He has also accused Discovery of using the same kind of common law contingency fee agreements – contracts between clients and lawyers promising to pay legal fees determined by a percentage of the damages awarded if the case is successful – that his firm uses. “Discovery dishonestly criticises the Law Society-approved fees agreement utilised by RBP in the De la Guerre matter and which Discovery’s in-house collection attorney, Jeffrey Katz, knows is the very agreement used by all Discovery panel attorneys handling RAF claims on behalf of Discovery members,” Bobroff says. He has provided a copy of such an agreement used by Hirschowitz Flionis, one of Discovery’s panel firms.
Bobroff has also defended his use of common law fee agreements, saying they have been used by “thousands of members for more than 10 years”. “The Law Society has issued a certificate stating that there has never, since the practice of Ronald Bobroff and partners was established in 1975, ever been any findings of unprofessional conduct or against its directors,” the firm said in a statement.

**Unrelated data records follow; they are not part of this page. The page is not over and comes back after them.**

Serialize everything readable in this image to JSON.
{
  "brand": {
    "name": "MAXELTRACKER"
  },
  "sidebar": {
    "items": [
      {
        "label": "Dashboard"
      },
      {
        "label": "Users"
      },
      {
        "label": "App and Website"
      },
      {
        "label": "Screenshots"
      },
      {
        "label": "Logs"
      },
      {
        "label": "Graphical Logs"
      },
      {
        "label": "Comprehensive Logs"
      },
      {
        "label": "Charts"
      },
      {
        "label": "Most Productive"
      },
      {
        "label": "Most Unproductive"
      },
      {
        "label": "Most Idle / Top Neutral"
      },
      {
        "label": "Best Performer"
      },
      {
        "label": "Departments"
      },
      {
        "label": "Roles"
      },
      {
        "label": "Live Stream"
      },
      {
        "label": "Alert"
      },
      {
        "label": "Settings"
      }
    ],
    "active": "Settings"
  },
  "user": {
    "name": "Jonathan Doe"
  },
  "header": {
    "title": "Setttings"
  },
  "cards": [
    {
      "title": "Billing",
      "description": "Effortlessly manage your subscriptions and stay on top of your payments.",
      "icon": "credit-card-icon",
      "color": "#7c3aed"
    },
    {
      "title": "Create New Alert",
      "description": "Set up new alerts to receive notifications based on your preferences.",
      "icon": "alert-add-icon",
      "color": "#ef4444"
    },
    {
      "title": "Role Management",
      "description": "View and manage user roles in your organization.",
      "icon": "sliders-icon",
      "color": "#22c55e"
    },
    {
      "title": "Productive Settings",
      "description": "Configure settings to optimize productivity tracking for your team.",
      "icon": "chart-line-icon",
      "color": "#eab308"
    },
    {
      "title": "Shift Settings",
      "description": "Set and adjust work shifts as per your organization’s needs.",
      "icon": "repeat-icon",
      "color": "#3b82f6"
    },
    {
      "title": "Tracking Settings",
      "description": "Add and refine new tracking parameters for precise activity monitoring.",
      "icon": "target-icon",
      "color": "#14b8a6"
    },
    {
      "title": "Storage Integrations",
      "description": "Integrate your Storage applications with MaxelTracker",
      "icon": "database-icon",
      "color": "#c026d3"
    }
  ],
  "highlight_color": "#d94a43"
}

Bobroff also attached contingency fee agreements from De Broglio attorneys and Josephs attorneys – two other large personal-injury law firms – to show they also used common law contracts. “Fair-minded medical aid schemes do not, by threat to deprive members of medical care, force their members to claim against the RAF. “Eugene Watson, then-Principle Officer of the second-largest medical scheme in South Africa, GEMS, publicly announced in April 2012 that ‘GEMS has removed those rules that oblige its members to recover their medical costs from the RAF’. “Watson continued to state that ‘GEMS does not think it fair and equitable to recover moneys from members who have third party insurance … and who receive treatment that GEMS is in any case obliged to cover in terms of its benefits in the Prescribed Minimum Benefits’,” Bobroff says.